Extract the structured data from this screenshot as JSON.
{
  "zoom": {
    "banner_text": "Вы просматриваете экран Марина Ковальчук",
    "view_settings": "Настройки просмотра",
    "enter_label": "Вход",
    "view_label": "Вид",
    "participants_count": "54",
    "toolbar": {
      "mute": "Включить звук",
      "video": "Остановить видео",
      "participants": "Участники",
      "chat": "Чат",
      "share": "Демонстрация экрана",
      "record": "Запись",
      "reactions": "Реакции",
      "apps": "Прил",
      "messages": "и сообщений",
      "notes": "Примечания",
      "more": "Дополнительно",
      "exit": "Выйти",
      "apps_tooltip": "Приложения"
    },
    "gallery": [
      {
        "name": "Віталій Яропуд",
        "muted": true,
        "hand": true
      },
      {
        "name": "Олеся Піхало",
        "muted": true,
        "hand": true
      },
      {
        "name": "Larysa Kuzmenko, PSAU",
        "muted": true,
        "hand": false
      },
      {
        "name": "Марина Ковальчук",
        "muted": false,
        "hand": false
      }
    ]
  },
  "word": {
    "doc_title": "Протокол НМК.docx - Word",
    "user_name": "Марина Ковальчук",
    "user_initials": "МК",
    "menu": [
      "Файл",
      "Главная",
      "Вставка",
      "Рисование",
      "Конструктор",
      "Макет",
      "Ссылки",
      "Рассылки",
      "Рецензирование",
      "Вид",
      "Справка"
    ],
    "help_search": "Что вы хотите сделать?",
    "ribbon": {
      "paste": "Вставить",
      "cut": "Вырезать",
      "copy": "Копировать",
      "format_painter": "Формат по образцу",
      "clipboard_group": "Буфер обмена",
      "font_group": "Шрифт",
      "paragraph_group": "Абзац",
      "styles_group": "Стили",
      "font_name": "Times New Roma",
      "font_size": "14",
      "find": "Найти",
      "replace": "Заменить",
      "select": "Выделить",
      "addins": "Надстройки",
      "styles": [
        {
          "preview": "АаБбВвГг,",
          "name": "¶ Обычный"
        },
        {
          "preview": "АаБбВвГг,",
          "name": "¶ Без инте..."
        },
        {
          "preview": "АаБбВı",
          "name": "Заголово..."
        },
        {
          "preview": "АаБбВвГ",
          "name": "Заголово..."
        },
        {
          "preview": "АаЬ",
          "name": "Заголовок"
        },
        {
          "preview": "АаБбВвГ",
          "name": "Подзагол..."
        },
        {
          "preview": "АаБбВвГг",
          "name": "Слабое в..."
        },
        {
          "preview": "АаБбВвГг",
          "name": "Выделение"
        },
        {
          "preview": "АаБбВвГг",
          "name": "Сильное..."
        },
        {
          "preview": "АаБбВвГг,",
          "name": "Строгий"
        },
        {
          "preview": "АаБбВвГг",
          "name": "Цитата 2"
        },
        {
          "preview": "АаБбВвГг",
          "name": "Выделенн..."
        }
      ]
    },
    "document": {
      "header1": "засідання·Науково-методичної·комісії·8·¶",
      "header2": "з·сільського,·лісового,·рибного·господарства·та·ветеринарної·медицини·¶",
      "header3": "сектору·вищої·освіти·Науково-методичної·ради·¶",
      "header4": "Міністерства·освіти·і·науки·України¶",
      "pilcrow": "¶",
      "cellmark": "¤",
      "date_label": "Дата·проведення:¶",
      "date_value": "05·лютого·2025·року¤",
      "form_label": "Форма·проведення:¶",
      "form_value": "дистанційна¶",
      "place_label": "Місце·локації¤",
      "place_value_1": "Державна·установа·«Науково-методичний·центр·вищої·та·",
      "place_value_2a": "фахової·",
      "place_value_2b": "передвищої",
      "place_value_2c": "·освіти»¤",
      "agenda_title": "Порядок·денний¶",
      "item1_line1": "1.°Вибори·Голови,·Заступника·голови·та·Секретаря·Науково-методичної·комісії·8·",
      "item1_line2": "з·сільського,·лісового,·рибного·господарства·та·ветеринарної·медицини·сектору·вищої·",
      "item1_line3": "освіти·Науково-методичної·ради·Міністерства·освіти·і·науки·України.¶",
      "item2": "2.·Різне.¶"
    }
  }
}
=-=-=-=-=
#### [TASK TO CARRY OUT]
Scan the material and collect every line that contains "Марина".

#### [EXPECTED OUTPUT]
    "banner_text": "Вы просматриваете экран Марина Ковальчук",
        "name": "Марина Ковальчук",
    "user_name": "Марина Ковальчук",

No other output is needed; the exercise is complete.